Still, East is nothing if not the decidedly humble type. So much so that despite finding success in recent years, he says he's never been more appreciative for where his journey has taken him. "I'd been making music for ages and nobody cared about any of that before," he says with a laugh. "It's just very humbling. That we've gotten here is pretty sweet."
Malachi Henry and the Lights
Malachi Henry and the Lights is the sound of well water flowing up from dry land. It’s the shout from the back pew of a Wednesday night church service. It’s the metallic hiss of thousands of cicadas pulsing from the trees...
San Diego-based, Malachi Henry and the Lights is an alternative rock band deeply rooted in the raw and haunting sounds of early gospel and Southern soul, tempered with synth and sampled electronics.

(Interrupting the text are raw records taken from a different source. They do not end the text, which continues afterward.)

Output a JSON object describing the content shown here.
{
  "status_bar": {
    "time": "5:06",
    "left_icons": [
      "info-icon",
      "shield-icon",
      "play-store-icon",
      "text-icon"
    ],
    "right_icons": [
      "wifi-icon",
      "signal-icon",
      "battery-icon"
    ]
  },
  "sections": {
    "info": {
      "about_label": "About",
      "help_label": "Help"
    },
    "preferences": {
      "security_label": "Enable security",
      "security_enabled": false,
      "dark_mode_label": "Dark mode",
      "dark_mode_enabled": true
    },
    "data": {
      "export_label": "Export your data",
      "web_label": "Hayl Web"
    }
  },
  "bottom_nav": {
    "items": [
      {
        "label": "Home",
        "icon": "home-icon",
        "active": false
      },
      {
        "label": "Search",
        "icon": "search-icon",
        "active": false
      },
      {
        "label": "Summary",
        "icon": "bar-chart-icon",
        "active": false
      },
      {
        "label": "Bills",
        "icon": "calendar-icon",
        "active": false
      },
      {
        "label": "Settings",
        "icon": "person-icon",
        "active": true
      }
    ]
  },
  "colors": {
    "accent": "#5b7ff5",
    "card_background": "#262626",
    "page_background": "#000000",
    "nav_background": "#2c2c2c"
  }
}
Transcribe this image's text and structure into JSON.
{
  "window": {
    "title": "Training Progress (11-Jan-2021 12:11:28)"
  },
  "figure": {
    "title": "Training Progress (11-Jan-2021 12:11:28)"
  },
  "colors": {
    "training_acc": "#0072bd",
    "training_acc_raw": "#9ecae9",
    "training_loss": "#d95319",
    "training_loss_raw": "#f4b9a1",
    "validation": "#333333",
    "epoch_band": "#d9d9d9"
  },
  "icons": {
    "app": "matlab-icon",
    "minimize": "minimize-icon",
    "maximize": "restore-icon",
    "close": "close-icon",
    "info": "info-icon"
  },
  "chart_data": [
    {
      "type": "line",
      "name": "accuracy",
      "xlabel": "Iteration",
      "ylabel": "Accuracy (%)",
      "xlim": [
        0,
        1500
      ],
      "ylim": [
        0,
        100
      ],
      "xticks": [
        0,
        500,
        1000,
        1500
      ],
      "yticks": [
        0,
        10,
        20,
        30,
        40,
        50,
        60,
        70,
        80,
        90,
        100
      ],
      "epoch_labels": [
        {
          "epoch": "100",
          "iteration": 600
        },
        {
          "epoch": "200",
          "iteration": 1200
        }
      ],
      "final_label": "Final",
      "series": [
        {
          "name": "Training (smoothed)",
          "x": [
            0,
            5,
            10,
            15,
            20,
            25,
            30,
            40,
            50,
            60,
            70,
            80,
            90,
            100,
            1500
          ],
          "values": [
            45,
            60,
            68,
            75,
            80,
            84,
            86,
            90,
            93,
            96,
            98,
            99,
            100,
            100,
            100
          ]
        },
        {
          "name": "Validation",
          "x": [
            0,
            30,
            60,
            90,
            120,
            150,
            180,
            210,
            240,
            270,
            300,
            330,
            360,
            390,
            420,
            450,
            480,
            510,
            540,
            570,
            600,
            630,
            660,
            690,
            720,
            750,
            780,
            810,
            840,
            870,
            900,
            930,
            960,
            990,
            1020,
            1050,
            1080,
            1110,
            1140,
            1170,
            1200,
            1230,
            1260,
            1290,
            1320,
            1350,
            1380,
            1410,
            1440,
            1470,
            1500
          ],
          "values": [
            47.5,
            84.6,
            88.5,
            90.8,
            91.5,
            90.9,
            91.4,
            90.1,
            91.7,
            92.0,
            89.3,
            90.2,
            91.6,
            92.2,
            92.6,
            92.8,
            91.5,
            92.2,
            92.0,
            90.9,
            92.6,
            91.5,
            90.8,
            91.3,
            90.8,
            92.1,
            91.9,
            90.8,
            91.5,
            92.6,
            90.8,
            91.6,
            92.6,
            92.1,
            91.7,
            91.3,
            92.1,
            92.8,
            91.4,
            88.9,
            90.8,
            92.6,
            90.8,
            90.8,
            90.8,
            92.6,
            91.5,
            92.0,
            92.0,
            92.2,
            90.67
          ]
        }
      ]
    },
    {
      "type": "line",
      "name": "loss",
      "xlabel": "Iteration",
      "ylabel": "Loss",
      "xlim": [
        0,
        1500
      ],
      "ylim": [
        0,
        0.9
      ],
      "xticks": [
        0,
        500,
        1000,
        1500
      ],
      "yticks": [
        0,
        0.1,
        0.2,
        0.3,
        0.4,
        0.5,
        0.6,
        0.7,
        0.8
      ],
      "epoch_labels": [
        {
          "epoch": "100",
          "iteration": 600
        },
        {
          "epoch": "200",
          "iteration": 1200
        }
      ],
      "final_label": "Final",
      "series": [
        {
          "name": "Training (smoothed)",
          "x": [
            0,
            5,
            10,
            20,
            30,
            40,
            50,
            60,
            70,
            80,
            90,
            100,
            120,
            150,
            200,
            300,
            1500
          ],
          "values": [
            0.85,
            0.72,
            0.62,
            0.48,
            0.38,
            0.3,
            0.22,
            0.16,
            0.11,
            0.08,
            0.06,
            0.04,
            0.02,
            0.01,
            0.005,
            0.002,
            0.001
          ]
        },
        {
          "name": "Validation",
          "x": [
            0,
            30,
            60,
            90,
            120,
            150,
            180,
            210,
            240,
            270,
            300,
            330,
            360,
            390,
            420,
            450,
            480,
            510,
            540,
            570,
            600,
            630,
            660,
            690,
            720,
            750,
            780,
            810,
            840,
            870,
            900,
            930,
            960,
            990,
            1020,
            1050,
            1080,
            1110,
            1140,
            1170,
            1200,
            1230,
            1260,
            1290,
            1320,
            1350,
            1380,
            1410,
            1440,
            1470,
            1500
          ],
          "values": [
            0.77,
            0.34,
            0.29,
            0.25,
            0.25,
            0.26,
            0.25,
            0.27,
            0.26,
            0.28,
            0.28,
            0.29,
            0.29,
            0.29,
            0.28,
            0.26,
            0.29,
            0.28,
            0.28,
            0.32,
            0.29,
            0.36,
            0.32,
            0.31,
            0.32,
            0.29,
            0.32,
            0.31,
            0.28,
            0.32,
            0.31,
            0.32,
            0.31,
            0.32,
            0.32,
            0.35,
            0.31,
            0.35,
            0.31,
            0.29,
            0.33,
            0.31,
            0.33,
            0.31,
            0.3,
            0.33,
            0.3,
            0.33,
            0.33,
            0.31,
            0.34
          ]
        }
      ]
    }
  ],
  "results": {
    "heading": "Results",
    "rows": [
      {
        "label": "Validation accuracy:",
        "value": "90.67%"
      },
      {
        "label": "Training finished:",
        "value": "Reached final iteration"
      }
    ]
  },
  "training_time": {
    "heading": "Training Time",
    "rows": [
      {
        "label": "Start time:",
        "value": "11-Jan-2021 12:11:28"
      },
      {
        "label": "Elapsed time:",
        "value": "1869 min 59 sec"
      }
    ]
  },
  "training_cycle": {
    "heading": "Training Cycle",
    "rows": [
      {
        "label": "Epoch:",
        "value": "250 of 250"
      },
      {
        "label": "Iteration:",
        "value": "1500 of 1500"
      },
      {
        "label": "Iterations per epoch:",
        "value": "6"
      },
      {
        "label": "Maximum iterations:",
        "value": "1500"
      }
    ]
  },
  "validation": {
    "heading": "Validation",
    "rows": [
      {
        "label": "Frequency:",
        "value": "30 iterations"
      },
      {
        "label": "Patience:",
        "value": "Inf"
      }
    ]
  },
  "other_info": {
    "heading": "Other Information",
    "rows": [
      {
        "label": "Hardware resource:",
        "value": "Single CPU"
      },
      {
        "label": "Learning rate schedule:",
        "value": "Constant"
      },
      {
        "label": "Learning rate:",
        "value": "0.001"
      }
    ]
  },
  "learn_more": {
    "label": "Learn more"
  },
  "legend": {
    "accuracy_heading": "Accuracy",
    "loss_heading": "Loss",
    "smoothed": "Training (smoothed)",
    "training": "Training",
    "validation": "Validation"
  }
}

When lead singer and songwriter, Ben Hernandez, left his home in California for North Carolina he eventually walked away from professional music as well. He continued writing though, crafting new songs that reflected his life in the South. They spoke of longing for the company of old friends, his time as a traveling salesman, and wrestling with spirituality. As he drove the stretches of highway and long-forgotten main streets through places like Mississippi, Louisiana and Tennessee, the sounds of Malachi Henry and the Lights began to emerge.
“I had come to a turnrow of sorts,” says Ben. “I looked back at the music I had done in the past and realized that so much new and different music lay ahead me. So, after some heavy contemplation I turned back to the ‘field’ and went to work.”
He returned to California to assemble a band that would draw his songs off the page and give them a life of their own and the timing was finally perfect. Hernandez recalls, “Each musician I reached out to, because of current or past band situations, all told me pretty much the same thing; that they were ready for something different, ready for music a little outside their comfort zones. I was ready for a change as well. Moving back to San Diego after living in North Carolina for so long, with new songs and new perspective on my music, was definitely humbling. I use this analogy a lot: that you need to prune a tree once-in-awhile to promote its growth and bear good fruit.”
Ben has recently returned from a two-month tour singing backup for the legendary Mavis Staples where he performed at shows and festivals around the country; including Chicago's Pitchfork festival, Outside Lands in San Francisco, Railbird Festival in Lexington, KY and a special show w/ the Newport Folk Festival.